Mindfulness meditation can undo stress-induced changes to connectivity in the amygdala (the “fear” center).
Experienced meditators show enhanced neural plasticity and even structural changes to the brain (both gray and white matter).
Like seemingly everything else out there, the relationship between meditation history and neuroplasticity follows a U-shaped curve. Beginners show less neuroplasticity activation than more experienced meditators, who show more activation than advanced meditators. How can this be?Read More
“Women carry trauma in their hips.”

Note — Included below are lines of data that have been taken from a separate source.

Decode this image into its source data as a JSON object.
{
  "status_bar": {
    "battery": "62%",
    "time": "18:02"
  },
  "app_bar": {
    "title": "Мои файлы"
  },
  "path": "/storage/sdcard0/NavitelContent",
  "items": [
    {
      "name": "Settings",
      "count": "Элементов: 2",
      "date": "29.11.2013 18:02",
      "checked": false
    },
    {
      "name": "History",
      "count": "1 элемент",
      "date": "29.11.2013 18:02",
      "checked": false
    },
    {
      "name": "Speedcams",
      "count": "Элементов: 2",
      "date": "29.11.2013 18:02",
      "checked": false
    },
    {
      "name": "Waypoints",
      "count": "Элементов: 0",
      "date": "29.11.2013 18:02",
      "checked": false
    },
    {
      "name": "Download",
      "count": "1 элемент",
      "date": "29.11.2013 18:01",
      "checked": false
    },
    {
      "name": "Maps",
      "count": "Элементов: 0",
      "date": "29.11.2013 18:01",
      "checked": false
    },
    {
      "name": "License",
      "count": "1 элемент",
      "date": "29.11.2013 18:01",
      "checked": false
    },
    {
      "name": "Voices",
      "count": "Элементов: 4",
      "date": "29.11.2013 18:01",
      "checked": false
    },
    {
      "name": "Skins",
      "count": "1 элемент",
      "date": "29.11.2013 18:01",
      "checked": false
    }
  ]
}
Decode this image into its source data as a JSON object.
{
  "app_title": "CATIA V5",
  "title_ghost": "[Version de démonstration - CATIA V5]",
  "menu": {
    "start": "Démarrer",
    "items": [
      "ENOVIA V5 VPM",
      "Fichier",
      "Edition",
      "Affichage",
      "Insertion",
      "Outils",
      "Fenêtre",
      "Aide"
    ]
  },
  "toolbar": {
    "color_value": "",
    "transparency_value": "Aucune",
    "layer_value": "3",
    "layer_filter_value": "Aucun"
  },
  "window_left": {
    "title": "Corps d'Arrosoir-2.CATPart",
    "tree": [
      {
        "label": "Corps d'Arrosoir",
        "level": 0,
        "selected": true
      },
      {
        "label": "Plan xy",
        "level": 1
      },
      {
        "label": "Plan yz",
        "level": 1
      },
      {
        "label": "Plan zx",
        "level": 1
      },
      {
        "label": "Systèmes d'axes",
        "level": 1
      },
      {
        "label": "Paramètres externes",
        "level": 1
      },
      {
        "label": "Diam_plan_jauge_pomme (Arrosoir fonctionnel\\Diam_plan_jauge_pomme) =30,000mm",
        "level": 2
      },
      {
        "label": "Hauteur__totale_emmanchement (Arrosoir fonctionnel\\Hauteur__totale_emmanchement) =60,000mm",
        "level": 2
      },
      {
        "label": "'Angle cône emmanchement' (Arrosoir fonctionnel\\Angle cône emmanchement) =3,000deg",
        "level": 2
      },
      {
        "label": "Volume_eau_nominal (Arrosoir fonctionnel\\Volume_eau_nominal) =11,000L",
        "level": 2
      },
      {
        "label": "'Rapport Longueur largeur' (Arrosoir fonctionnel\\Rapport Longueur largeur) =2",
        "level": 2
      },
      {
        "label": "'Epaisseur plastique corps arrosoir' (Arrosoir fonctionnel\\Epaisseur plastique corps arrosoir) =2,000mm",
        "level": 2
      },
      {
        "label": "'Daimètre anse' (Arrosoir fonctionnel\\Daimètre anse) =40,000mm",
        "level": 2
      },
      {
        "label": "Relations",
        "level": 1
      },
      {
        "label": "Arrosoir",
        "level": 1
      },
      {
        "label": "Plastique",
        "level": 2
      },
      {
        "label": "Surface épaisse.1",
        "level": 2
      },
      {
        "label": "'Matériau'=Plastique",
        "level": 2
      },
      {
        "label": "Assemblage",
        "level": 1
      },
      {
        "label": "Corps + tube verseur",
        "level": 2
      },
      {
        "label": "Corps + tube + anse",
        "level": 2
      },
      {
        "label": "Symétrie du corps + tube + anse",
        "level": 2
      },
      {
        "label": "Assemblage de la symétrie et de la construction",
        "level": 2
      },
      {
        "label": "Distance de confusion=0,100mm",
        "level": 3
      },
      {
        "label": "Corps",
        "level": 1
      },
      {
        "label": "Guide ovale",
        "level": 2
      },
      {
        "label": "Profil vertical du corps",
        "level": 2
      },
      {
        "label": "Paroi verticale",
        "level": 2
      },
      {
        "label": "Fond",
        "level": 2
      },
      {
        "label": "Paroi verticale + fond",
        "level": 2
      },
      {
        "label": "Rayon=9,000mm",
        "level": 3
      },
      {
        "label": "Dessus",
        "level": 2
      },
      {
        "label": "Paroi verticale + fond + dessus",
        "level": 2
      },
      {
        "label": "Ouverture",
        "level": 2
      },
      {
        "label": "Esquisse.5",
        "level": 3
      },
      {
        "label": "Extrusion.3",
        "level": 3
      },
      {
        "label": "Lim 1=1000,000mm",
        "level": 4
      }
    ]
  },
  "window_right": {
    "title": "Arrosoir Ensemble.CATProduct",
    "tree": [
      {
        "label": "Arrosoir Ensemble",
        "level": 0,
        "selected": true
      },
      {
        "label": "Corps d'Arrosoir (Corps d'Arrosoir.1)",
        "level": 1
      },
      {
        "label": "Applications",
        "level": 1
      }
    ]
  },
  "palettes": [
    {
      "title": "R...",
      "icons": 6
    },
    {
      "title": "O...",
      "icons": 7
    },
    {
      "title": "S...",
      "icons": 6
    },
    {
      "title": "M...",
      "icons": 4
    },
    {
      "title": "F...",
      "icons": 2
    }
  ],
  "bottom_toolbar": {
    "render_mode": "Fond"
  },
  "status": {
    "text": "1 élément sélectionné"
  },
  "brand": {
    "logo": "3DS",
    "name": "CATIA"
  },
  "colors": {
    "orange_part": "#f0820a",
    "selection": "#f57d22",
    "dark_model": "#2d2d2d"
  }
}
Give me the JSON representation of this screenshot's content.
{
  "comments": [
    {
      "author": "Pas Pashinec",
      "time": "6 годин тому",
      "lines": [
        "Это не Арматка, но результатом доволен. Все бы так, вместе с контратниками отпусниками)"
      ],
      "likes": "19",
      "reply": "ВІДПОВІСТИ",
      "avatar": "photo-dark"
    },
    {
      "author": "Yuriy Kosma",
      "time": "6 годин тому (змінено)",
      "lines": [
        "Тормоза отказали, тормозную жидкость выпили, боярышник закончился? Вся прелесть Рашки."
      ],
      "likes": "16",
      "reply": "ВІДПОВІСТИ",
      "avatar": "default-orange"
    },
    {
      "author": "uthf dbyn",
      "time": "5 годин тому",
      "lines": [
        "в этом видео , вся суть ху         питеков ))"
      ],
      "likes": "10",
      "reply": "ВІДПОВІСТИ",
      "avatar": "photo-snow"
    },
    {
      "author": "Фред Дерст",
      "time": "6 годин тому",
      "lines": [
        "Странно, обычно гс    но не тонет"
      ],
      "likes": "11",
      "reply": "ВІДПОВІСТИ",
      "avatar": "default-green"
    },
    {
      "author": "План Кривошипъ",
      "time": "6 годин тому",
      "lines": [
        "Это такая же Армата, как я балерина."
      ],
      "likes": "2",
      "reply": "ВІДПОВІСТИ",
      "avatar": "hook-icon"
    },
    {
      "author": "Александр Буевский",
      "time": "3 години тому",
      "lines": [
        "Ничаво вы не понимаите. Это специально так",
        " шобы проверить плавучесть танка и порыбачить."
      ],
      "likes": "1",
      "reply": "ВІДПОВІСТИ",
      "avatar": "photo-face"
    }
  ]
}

(The stray remark got my attention, too.) I was walking along the beach when I heard it. Two women, deep in conversation, had passed me. Between the waves and my dog’s bark, it was the only snippet I caught. One had matter-of-factly professed it, and the other offered a knowing sigh in agreement. As a trainer, the thought jumped out at me—not so much the gendered suggestion (I have no claim on expertise there) but the idea that emotion gets stored in our bodies and not just in our memories. All of us are at various points in life subject to pain, loss and suffering. Whether we contend with something as severe as trauma or something difficult but normal like grief, anxiety or resentment, how do unresolved emotions linger within our physiology or even particular locations or functions within it? How might these feelings that we retain act as a wild card in our overall health? Finally, in keeping with this possibility, does “moving through” emotional suffering oblige us to move bodily toward healing?Read More
You might be hard-pressed to find many people who never take advantage of the “elixir” effects food can have on us. For instance, I’d venture that the majority of us start our day with a cup of coffee or caffeinated tea. Some of us wind down after a long week with a glass of wine or a taste of our favorite bourbon. Even a small dose of sugar during times of excessive stress can lower cortisol (hence why some of us reach for an extra indulgence when things get rough). As long as we’re talking occasional or modest gratification, we can take advantage of these benefits without worry. But for some people, food becomes an ongoing coping mechanism or an unhealthy dependency to get them through their day. Where’s the line between normal indulgence and chronic “abuse” of food? And what do we do when we find ourselves sliding into risky territory?Read More